In your answer, every line of the records should be written out exactly.

--- DATA TO EXAMINE Enclosed Below ---

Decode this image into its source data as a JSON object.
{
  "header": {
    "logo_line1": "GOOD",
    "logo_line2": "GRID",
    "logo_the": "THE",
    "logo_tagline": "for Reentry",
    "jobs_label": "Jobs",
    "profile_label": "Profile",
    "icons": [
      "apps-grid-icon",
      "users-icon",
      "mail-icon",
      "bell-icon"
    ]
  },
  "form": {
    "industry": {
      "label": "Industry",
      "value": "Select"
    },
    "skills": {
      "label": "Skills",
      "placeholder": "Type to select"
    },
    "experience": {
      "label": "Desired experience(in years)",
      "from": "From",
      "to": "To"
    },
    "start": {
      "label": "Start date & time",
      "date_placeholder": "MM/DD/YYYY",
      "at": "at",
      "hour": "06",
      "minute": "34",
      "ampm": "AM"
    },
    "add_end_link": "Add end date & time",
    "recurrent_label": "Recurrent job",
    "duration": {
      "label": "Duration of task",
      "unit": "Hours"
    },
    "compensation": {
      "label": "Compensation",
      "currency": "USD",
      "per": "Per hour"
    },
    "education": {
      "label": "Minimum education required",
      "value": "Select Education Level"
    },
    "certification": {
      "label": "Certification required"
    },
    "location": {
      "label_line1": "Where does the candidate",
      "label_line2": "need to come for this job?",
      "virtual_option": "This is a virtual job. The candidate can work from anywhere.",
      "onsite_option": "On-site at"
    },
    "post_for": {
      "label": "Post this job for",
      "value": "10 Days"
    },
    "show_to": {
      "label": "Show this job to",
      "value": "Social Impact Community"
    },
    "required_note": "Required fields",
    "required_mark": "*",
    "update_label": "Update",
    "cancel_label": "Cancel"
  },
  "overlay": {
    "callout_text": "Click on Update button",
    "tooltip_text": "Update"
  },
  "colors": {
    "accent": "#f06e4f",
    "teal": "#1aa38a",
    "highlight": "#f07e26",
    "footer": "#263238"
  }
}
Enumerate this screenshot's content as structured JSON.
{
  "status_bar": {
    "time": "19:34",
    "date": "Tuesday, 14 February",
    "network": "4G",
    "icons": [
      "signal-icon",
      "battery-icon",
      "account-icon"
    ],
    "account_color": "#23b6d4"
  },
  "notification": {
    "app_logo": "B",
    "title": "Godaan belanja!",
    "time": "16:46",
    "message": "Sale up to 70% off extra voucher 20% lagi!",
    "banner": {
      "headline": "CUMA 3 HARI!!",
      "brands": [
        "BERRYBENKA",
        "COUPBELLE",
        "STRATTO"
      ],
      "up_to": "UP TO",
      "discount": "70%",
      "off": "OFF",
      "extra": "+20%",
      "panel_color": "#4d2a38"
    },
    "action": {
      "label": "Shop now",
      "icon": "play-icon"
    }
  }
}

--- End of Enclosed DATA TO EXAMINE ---

» WRITTEN RESPONSE
Decode this image into its source data as a JSON object.
{
  "header": {
    "logo_line1": "GOOD",
    "logo_line2": "GRID",
    "logo_the": "THE",
    "logo_tagline": "for Reentry",
    "jobs_label": "Jobs",
    "profile_label": "Profile",
    "icons": [
      "apps-grid-icon",
      "users-icon",
      "mail-icon",
      "bell-icon"
    ]
  },
  "form": {
    "industry": {
      "label": "Industry",
      "value": "Select"
    },
    "skills": {
      "label": "Skills",
      "placeholder": "Type to select"
    },
    "experience": {
      "label": "Desired experience(in years)",
      "from": "From",
      "to": "To"
    },
    "start": {
      "label": "Start date & time",
      "date_placeholder": "MM/DD/YYYY",
      "at": "at",
      "hour": "06",
      "minute": "34",
      "ampm": "AM"
    },
    "add_end_link": "Add end date & time",
    "recurrent_label": "Recurrent job",
    "duration": {
      "label": "Duration of task",
      "unit": "Hours"
    },
    "compensation": {
      "label": "Compensation",
      "currency": "USD",
      "per": "Per hour"
    },
    "education": {
      "label": "Minimum education required",
      "value": "Select Education Level"
    },
    "certification": {
      "label": "Certification required"
    },
    "location": {
      "label_line1": "Where does the candidate",
      "label_line2": "need to come for this job?",
      "virtual_option": "This is a virtual job. The candidate can work from anywhere.",
      "onsite_option": "On-site at"
    },
    "post_for": {
      "label": "Post this job for",
      "value": "10 Days"
    },
    "show_to": {
      "label": "Show this job to",
      "value": "Social Impact Community"
    },
    "required_note": "Required fields",
    "required_mark": "*",
    "update_label": "Update",
    "cancel_label": "Cancel"
  },
  "overlay": {
    "callout_text": "Click on Update button",
    "tooltip_text": "Update"
  },
  "colors": {
    "accent": "#f06e4f",
    "teal": "#1aa38a",
    "highlight": "#f07e26",
    "footer": "#263238"
  }
}
Enumerate this screenshot's content as structured JSON.
{
  "status_bar": {
    "time": "19:34",
    "date": "Tuesday, 14 February",
    "network": "4G",
    "icons": [
      "signal-icon",
      "battery-icon",
      "account-icon"
    ],
    "account_color": "#23b6d4"
  },
  "notification": {
    "app_logo": "B",
    "title": "Godaan belanja!",
    "time": "16:46",
    "message": "Sale up to 70% off extra voucher 20% lagi!",
    "banner": {
      "headline": "CUMA 3 HARI!!",
      "brands": [
        "BERRYBENKA",
        "COUPBELLE",
        "STRATTO"
      ],
      "up_to": "UP TO",
      "discount": "70%",
      "off": "OFF",
      "extra": "+20%",
      "panel_color": "#4d2a38"
    },
    "action": {
      "label": "Shop now",
      "icon": "play-icon"
    }
  }
}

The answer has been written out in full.